## What you will do
Once the line with "What's the underlying" is found, write it out along with each later line exactly, through the end of the entries, skipping every picture.

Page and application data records
┄┄┄┄┄┄┄┄┄┄┄┄┄┄┄┄┄┄┄┄

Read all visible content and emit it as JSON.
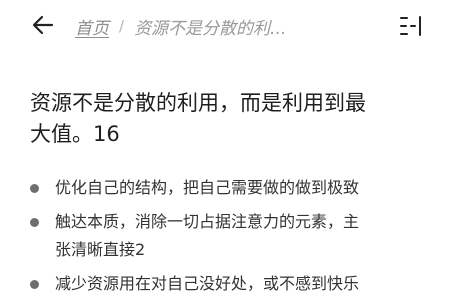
{
  "nav": {
    "home_label": "首页",
    "separator": "/",
    "current_label": "资源不是分散的利..."
  },
  "icons": {
    "back": "back-arrow-icon",
    "toc": "table-of-contents-icon"
  },
  "article": {
    "title_line1": "资源不是分散的利用，而是利用到最",
    "title_line2": "大值。16",
    "list": [
      {
        "line1": "优化自己的结构，把自己需要做的做到极致",
        "line2": ""
      },
      {
        "line1": "触达本质，消除一切占据注意力的元素，主",
        "line2": "张清晰直接2"
      },
      {
        "line1": "减少资源用在对自己没好处，或不感到快乐",
        "line2": ""
      }
    ]
  },
  "colors": {
    "text": "#222222",
    "muted": "#9a9a9a",
    "bullet": "#6e6e6e",
    "background": "#ffffff"
  }
}
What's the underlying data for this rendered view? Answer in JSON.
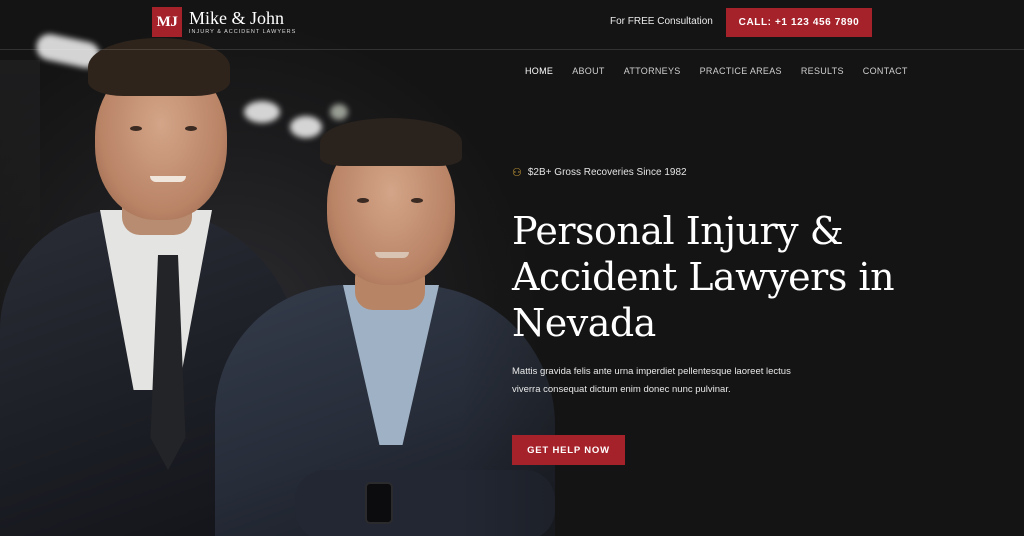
{
  "brand": {
    "mark": "MJ",
    "name": "Mike & John",
    "tagline": "INJURY & ACCIDENT LAWYERS",
    "accent_color": "#a6222b"
  },
  "header": {
    "consultation_text": "For FREE Consultation",
    "call_button_label": "CALL: +1 123 456 7890"
  },
  "nav": {
    "items": [
      "HOME",
      "ABOUT",
      "ATTORNEYS",
      "PRACTICE AREAS",
      "RESULTS",
      "CONTACT"
    ],
    "active": "HOME"
  },
  "hero": {
    "badge_icon": "medal-icon",
    "badge_text": "$2B+ Gross Recoveries Since 1982",
    "title": "Personal Injury & Accident Lawyers in Nevada",
    "description": "Mattis gravida felis ante urna imperdiet pellentesque laoreet lectus viverra consequat dictum enim donec nunc pulvinar.",
    "cta_label": "GET HELP NOW"
  }
}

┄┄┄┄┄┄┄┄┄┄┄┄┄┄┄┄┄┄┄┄

## Response
What's the underlying data for this rendered view? Answer in JSON.
{
  "brand": {
    "mark": "MJ",
    "name": "Mike & John",
    "tagline": "INJURY & ACCIDENT LAWYERS",
    "accent_color": "#a6222b"
  },
  "header": {
    "consultation_text": "For FREE Consultation",
    "call_button_label": "CALL: +1 123 456 7890"
  },
  "nav": {
    "items": [
      "HOME",
      "ABOUT",
      "ATTORNEYS",
      "PRACTICE AREAS",
      "RESULTS",
      "CONTACT"
    ],
    "active": "HOME"
  },
  "hero": {
    "badge_icon": "medal-icon",
    "badge_text": "$2B+ Gross Recoveries Since 1982",
    "title": "Personal Injury & Accident Lawyers in Nevada",
    "description": "Mattis gravida felis ante urna imperdiet pellentesque laoreet lectus viverra consequat dictum enim donec nunc pulvinar.",
    "cta_label": "GET HELP NOW"
  }
}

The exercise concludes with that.